— Exercise requirements —
Give a single number in reply. It is the count of lines below that contain the string "this".
┌──
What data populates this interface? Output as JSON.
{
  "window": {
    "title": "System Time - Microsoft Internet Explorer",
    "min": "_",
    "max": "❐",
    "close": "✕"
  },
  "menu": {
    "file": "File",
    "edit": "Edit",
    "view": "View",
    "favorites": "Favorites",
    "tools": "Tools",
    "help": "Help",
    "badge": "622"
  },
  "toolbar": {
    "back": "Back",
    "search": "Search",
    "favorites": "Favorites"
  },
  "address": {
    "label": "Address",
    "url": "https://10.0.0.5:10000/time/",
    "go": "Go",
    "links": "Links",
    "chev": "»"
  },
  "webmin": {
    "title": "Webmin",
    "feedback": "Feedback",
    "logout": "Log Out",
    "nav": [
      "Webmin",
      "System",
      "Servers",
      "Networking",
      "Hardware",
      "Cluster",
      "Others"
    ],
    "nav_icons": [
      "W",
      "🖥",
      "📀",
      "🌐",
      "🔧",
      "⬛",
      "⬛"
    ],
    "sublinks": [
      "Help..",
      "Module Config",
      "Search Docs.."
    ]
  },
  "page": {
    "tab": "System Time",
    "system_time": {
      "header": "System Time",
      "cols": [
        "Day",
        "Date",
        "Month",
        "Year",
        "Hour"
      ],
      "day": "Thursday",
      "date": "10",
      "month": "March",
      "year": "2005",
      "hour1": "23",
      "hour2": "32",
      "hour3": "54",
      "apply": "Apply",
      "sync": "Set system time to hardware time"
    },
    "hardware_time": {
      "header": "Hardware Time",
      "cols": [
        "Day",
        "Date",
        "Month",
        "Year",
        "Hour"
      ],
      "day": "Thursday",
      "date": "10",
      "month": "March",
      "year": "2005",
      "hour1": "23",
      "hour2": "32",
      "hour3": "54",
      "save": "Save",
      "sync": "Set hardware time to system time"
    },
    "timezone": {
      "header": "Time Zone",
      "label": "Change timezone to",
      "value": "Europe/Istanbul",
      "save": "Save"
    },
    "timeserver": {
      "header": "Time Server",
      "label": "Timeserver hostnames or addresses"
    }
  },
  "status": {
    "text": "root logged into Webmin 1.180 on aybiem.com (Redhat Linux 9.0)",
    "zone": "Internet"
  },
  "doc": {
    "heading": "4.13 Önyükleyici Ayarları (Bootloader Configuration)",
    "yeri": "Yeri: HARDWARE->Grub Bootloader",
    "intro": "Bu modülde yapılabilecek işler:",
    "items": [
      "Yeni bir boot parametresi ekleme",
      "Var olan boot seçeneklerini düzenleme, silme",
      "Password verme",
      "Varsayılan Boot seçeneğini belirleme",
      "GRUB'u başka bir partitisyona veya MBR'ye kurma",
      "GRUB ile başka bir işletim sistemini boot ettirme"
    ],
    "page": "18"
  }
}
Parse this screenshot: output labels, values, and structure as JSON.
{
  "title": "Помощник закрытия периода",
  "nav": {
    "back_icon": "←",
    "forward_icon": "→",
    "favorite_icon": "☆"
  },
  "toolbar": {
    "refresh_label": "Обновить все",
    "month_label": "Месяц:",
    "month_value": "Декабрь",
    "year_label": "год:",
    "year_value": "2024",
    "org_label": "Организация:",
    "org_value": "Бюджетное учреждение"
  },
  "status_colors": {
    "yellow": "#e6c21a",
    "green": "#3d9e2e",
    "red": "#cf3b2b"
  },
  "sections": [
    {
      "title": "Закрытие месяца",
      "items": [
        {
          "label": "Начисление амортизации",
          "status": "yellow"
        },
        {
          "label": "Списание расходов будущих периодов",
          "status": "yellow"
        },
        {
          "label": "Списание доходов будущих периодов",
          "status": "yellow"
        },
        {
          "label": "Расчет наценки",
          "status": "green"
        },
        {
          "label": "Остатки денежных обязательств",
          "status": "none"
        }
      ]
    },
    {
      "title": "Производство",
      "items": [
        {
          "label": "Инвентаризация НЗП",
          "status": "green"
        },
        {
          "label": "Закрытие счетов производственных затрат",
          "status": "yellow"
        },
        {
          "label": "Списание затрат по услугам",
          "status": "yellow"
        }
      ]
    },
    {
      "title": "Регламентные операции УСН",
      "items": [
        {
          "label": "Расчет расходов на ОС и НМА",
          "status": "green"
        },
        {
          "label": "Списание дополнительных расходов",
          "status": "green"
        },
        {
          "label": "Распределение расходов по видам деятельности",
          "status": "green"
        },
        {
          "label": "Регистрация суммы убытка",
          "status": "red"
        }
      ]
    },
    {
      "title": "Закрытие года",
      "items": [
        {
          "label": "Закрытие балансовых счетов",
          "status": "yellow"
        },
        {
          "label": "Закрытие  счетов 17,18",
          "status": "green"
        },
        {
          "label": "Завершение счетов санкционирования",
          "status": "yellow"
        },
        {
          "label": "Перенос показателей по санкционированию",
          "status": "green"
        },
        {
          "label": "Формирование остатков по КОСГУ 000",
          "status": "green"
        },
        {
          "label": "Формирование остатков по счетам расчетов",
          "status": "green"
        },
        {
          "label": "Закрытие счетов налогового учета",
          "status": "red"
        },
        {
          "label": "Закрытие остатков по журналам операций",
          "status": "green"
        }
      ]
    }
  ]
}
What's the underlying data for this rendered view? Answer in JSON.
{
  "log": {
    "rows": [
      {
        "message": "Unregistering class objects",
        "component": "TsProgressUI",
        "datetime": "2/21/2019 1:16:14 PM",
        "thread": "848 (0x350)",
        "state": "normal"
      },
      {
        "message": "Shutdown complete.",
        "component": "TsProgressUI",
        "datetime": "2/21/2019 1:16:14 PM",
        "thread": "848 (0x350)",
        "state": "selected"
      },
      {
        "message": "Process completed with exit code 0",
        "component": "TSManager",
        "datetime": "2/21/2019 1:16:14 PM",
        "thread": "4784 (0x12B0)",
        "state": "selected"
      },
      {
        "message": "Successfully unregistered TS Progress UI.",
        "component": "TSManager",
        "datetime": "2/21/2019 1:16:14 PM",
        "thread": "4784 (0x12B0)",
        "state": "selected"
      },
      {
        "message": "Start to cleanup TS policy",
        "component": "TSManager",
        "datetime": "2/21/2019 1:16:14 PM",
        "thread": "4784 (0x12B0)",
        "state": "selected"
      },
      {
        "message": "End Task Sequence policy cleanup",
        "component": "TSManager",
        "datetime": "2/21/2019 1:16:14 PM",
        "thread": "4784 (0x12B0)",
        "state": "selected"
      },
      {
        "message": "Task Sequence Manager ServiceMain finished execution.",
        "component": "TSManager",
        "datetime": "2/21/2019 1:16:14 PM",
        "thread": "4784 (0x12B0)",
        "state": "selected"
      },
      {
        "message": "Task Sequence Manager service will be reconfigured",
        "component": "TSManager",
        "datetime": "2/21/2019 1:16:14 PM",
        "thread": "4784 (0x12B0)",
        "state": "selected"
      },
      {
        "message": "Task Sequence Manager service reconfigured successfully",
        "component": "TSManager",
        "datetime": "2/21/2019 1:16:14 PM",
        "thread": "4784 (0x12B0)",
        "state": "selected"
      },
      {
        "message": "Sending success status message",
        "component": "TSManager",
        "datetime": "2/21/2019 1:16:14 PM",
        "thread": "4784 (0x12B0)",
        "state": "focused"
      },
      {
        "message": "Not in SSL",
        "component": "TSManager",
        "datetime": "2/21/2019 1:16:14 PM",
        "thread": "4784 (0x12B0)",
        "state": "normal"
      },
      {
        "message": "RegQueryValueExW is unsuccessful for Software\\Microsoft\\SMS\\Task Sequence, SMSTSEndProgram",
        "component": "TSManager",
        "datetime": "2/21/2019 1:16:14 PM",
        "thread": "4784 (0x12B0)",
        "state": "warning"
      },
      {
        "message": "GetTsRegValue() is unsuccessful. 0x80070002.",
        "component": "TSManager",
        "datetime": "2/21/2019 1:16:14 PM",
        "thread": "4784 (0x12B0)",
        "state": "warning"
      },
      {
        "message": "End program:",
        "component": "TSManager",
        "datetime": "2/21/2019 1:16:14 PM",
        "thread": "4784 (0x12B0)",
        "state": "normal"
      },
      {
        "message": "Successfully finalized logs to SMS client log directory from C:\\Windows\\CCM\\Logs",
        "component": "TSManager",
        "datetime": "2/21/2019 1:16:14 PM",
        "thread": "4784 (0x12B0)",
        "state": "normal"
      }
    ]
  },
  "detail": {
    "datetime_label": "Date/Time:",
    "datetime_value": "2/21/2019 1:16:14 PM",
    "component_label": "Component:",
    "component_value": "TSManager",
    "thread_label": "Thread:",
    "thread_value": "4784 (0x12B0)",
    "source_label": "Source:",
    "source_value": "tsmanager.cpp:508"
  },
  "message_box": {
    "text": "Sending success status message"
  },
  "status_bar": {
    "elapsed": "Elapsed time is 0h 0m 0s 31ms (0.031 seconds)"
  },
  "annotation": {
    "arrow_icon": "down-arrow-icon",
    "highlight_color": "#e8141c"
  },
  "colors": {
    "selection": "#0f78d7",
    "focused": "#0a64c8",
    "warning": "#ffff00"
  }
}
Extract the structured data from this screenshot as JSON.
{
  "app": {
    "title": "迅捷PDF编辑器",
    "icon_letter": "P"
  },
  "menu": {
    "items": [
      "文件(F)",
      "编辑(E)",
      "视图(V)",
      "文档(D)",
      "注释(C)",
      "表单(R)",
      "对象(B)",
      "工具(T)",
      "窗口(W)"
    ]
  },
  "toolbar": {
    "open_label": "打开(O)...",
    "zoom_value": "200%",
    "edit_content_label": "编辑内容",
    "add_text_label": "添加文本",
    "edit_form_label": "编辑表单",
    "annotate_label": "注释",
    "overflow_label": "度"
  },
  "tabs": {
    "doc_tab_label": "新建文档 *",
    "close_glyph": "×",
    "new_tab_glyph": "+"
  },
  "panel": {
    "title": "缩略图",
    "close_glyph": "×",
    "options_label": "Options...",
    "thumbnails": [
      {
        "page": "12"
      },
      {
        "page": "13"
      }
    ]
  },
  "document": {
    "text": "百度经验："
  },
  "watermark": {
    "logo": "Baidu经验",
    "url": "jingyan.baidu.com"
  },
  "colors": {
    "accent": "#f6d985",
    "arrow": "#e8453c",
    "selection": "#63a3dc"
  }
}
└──
— Task response —
4